    Winterglass has a lot of potential. It reveals a bit of a world that I am interested in knowing more about. The characters are wonderfully diverse and strong. The story, a retelling of The Snow Queen, builds slowly and at the end I felt that most of it happened in the background. That our main character does not really know what is going on and therefore neither do we the reader until it is revealed at the end. It results in me wanting to know more than I did and feeling a bit unsatisfied. I also found the writing a bit hard to digest. The author uses many descriptions with words that are made up for the world and others that are just obscure vocabulary word choices that I had to look up. I am used to reading fantasy where you are thrown into a world with no explanation and usual have no problem with it. In this story, I found it distracting. I had to reread sentences and paragraphs in order to understand the descriptions and it would take me out of the story. Overall it is a good story with some good characters that had the potential to be great, but fell a little short.I received a kindle edition of this book from LibraryThing's early reviewer program in exchange for an honest review.

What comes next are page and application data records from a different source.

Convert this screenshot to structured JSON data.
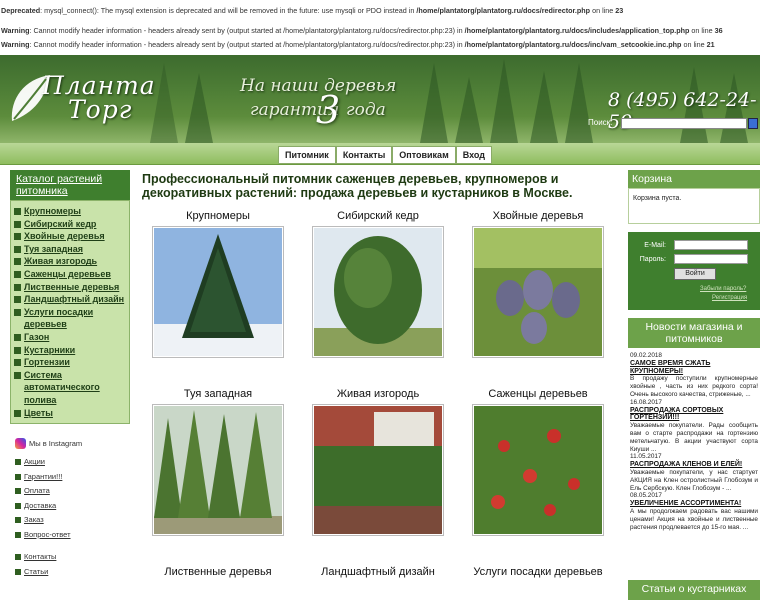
{
  "warnings": [
    {
      "label": "Deprecated",
      "text": ": mysql_connect(): The mysql extension is deprecated and will be removed in the future: use mysqli or PDO instead in ",
      "path": "/home/plantatorg/plantatorg.ru/docs/redirector.php",
      "suffix": " on line ",
      "line": "23"
    },
    {
      "label": "Warning",
      "text": ": Cannot modify header information - headers already sent by (output started at /home/plantatorg/plantatorg.ru/docs/redirector.php:23) in ",
      "path": "/home/plantatorg/plantatorg.ru/docs/includes/application_top.php",
      "suffix": " on line ",
      "line": "36"
    },
    {
      "label": "Warning",
      "text": ": Cannot modify header information - headers already sent by (output started at /home/plantatorg/plantatorg.ru/docs/redirector.php:23) in ",
      "path": "/home/plantatorg/plantatorg.ru/docs/inc/vam_setcookie.inc.php",
      "suffix": " on line ",
      "line": "21"
    }
  ],
  "header": {
    "logo_line1": "Планта",
    "logo_line2": "Торг",
    "slogan1": "На наши деревья",
    "slogan2": "гарантия",
    "slogan_num": "3",
    "slogan3": "года",
    "phone": "8 (495) 642-24-59",
    "search_label": "Поиск:"
  },
  "nav": [
    "Питомник",
    "Контакты",
    "Оптовикам",
    "Вход"
  ],
  "catalog": {
    "title": "Каталог растений питомника",
    "items": [
      "Крупномеры",
      "Сибирский кедр",
      "Хвойные деревья",
      "Туя западная",
      "Живая изгородь",
      "Саженцы деревьев",
      "Лиственные деревья",
      "Ландшафтный дизайн",
      "Услуги посадки деревьев",
      "Газон",
      "Кустарники",
      "Гортензии",
      "Система автоматического полива",
      "Цветы"
    ]
  },
  "instagram": "Мы в Instagram",
  "links1": [
    "Акции",
    "Гарантии!!!",
    "Оплата",
    "Доставка",
    "Заказ",
    "Вопрос-ответ"
  ],
  "links2": [
    "Контакты",
    "Статьи"
  ],
  "main": {
    "heading": "Профессиональный питомник саженцев деревьев, крупномеров и декоративных растений: продажа деревьев и кустарников в Москве.",
    "products": [
      "Крупномеры",
      "Сибирский кедр",
      "Хвойные деревья",
      "Туя западная",
      "Живая изгородь",
      "Саженцы деревьев",
      "Лиственные деревья",
      "Ландшафтный дизайн",
      "Услуги посадки деревьев"
    ]
  },
  "cart": {
    "title": "Корзина",
    "empty": "Корзина пуста."
  },
  "login": {
    "email_label": "E-Mail:",
    "password_label": "Пароль:",
    "button": "Войти",
    "forgot": "Забыли пароль?",
    "register": "Регистрация"
  },
  "news": {
    "title": "Новости магазина и питомников",
    "items": [
      {
        "date": "09.02.2018",
        "title": "САМОЕ ВРЕМЯ СЖАТЬ КРУПНОМЕРЫ!",
        "text": "В продажу поступили крупномерные хвойные , часть из них редкого сорта! Очень высокого качества, стриженые, ..."
      },
      {
        "date": "16.08.2017",
        "title": "РАСПРОДАЖА СОРТОВЫХ ГОРТЕНЗИЙ!!!",
        "text": "Уважаемые покупатели. Рады сообщить вам о старте распродажи на гортензию метельчатую. В акции участвуют сорта Киуши ..."
      },
      {
        "date": "11.05.2017",
        "title": "РАСПРОДАЖА КЛЕНОВ И ЕЛЕЙ!",
        "text": "Уважаемые покупатели, у нас стартует АКЦИЯ на Клен остролистный Глобозум и Ель Сербскую. Клен Глобозум - ..."
      },
      {
        "date": "08.05.2017",
        "title": "УВЕЛИЧЕНИЕ АССОРТИМЕНТА!",
        "text": "А мы продолжаем радовать вас нашими ценами! Акция на хвойные и лиственные растения продлевается до 15-го мая. ..."
      }
    ]
  },
  "articles_title": "Статьи о кустарниках"
}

  • Skye
    2019-06-04 13:20

    I still don't know what the hell I just read.But it was good.A captivating story set in a creatively designed world that doesn't follow any of the common tropes for worldbuilding.A fantasy world where queer and trans characters are just naturally who they are. This alone makes the book exceptional but on top of that it's also just a good book.This story is one that leaves the readers with more questions than answers. It highlights the ambivalence of human actions and the ways their paths change even if their goals stay the same.CNs for death, murder, and hella queer sex scenes.

  • Marie
    2019-05-31 10:22

    This book was made for me to readIt was so beautifully written, full of finely made characters, fantastic lands and a story that upset me because it ended. I love it.

  • Bonnie
    2019-06-18 13:15

    This is the sort of lyrical, mythical, gorgeous prose I always wish I could write effortlessly. A lot of lovely imagery in this piece. A little that reminds me Cat Valente. A little that reminds me of China Miéville. Apparently it should also remind me of Hans Christian Andersen, but for some reason I read all the other fairy tales as a kid and not those. In any case, a recommended read.